From the entries that follow, copy each line in which "desc" appears.

Records shown>
§ §

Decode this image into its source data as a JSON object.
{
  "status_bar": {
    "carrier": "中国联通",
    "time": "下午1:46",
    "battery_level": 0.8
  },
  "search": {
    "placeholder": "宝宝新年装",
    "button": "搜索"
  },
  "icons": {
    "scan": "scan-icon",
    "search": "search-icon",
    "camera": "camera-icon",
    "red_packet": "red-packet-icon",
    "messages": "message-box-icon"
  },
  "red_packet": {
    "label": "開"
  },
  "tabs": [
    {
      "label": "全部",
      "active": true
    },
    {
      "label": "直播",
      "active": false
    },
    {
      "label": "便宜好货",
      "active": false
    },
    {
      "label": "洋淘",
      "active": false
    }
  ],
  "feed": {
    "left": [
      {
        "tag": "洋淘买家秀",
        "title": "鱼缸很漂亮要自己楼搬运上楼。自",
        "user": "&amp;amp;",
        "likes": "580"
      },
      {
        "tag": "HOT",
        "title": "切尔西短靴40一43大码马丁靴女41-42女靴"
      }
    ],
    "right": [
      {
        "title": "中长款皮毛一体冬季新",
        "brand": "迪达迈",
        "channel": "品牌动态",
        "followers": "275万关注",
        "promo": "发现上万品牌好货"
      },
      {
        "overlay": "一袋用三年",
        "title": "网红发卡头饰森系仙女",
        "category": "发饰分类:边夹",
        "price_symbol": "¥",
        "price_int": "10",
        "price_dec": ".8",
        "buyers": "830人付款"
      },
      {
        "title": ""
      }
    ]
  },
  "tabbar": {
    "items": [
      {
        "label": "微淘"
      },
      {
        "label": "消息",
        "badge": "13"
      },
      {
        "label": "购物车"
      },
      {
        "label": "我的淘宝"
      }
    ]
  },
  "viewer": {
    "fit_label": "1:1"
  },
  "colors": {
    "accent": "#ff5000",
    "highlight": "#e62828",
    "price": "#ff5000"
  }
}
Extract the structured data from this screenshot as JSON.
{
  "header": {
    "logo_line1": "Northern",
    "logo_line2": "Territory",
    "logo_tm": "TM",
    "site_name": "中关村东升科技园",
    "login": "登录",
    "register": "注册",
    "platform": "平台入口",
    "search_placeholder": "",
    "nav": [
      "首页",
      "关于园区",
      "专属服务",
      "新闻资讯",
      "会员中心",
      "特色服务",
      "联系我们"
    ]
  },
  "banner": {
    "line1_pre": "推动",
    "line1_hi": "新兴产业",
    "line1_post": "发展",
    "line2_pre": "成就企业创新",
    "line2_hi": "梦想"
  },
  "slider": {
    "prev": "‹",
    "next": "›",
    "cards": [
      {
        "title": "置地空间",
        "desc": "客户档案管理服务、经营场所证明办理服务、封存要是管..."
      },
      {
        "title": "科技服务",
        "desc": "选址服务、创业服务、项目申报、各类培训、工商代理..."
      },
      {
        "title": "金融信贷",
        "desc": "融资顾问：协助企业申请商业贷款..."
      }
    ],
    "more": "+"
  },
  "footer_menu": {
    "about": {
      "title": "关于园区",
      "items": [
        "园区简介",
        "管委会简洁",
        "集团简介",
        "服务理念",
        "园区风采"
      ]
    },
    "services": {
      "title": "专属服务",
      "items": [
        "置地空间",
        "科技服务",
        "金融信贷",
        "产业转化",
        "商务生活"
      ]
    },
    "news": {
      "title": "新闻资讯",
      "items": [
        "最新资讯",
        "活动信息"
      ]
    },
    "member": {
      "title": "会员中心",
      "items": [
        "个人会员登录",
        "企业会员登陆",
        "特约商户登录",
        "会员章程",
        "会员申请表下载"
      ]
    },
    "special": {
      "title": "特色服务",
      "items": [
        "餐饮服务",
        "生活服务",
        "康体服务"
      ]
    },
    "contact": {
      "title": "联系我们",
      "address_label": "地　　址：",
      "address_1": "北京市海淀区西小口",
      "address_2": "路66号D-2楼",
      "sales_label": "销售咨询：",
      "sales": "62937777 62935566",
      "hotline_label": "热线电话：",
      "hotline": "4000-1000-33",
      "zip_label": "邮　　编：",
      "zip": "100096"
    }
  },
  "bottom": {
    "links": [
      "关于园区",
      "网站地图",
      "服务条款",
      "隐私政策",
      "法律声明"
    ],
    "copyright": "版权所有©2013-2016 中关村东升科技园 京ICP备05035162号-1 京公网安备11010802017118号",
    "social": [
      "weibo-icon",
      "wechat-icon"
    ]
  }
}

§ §

Result>
        "desc": "客户档案管理服务、经营场所证明办理服务、封存要是管..."
        "desc": "选址服务、创业服务、项目申报、各类培训、工商代理..."
        "desc": "融资顾问：协助企业申请商业贷款..."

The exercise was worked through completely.